Campaigners are launching a new legal action in their battle against expansion at Stansted Airport.
The Stop Stansted Expansion group (SSE) argues that the key criteria being applied to decide on possible options for new runway sites in England are "infected by apparent bias''.
SSE will today ask High Court judge Mrs Justice Patterson, sitting in London, to order the Government-appointed Airports Commission to delay the publication of any options shortlist until the criteria have been looked at afresh and consulted upon.
The group alleges there was apparent bias because Geoff Muirhead, a recently-resigned member of the Commission, had a conflict of interest.
Mr Muirhead is a former chief executive of Manchester Airports Group (MAG), the owners of Stansted since February.
In September, he stepped down as one of the five commissioners appointed by the Commission after SSE warned Transport Secretary Patrick McLoughlin they would take legal action if he stayed.
SSE say he had retired as MAG's chief executive after 22 years with the group but was then immediately reappointed as ``a highly paid ambassador to MAG, a role he continued to fulfill even after he was appointed to the Airports Commission''.
SSE economics adviser Brian Ross said: ``With proposals on the table from MAG to make Stansted the world's busiest airport with four runways handling up to 160 million passengers a year, there is far too much at stake to allow the issue of apparent bias to go unchallenged.
``For almost a year, Mr Muirhead was allowed to play a pivotal role on the Commission as its only commissioner with first hand knowledge and experience of the aviation industry.''
Mr Ross said it was not enough simply to remove Mr Muirhead from the Commission.
SSE wants the High Court to order the Commission, chaired by Sir Howard Davies, ``to re-visit certain key decisions made by the Commission during the time that Mr Muirhead was involved''.
The Department for Transport maintain that Mr Muirhead ``acted properly'' at the Commission but stood down to ``avoid any perception of a potential conflict of interest''.
A DfT spokesman said: ``Both the department and Sir Howard agree that there is no evidence whatsoever of bias and the Airports Commission is content that decisions taken to date are robust.''
An Airports Commission spokesman rejected SSE's claims and described its processes to date as ``appropriate and robust''.
The spokesman said its selection criteria, or sift criteria, ``were informed by public consultation and incorporate a wide range of environmental, economic and social factors - including local environmental issues such as impacts on landscape and the built heritage.

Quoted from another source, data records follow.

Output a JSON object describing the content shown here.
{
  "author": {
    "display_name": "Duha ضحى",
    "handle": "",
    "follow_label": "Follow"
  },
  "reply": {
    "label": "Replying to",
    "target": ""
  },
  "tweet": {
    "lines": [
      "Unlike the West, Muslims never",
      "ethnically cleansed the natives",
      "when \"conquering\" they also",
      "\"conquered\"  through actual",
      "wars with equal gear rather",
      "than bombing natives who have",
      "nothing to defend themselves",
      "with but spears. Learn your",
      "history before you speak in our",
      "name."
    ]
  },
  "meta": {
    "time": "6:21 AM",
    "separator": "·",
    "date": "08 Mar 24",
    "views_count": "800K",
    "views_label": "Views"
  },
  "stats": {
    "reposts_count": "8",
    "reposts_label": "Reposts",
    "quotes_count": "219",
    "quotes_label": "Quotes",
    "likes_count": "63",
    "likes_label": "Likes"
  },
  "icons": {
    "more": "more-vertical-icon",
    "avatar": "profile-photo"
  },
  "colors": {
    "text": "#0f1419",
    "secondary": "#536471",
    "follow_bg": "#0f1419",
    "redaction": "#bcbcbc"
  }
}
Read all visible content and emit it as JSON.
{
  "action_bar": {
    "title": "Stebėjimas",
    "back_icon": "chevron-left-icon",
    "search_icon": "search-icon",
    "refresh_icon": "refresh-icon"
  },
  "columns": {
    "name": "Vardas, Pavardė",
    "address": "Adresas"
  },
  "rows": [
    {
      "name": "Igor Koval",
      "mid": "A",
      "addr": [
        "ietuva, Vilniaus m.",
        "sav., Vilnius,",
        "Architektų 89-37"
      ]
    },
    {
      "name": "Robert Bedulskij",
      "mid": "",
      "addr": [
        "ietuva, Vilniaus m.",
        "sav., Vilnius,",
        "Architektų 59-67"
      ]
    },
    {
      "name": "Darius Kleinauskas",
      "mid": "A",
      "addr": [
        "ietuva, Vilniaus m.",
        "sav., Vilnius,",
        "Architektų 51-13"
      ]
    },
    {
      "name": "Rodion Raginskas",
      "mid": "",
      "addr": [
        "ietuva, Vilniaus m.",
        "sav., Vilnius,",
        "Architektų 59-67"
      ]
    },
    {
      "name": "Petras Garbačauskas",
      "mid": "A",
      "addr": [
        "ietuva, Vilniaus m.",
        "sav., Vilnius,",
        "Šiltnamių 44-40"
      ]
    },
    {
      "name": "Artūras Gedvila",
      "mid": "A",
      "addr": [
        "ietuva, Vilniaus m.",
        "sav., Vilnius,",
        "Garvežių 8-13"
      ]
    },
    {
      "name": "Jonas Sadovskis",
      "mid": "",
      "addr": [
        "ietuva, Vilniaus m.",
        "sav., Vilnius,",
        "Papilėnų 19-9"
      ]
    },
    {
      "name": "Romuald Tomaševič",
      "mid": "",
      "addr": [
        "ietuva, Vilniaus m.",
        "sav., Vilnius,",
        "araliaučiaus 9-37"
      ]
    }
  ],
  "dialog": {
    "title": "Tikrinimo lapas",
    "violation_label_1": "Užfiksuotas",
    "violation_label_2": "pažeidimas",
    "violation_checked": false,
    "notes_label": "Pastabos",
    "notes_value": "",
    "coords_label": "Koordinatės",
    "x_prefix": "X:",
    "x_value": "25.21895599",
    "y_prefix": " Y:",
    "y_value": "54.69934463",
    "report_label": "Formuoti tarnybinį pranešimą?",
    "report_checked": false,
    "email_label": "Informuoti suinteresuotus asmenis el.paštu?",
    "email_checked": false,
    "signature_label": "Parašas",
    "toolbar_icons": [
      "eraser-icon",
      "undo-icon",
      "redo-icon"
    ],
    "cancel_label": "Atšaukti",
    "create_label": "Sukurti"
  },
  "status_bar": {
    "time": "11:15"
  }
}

``The sift criteria demonstrate the openness of the Commission's process, and the importance it has placed on an integrated and evidence-based approach to reaching its recommendations.''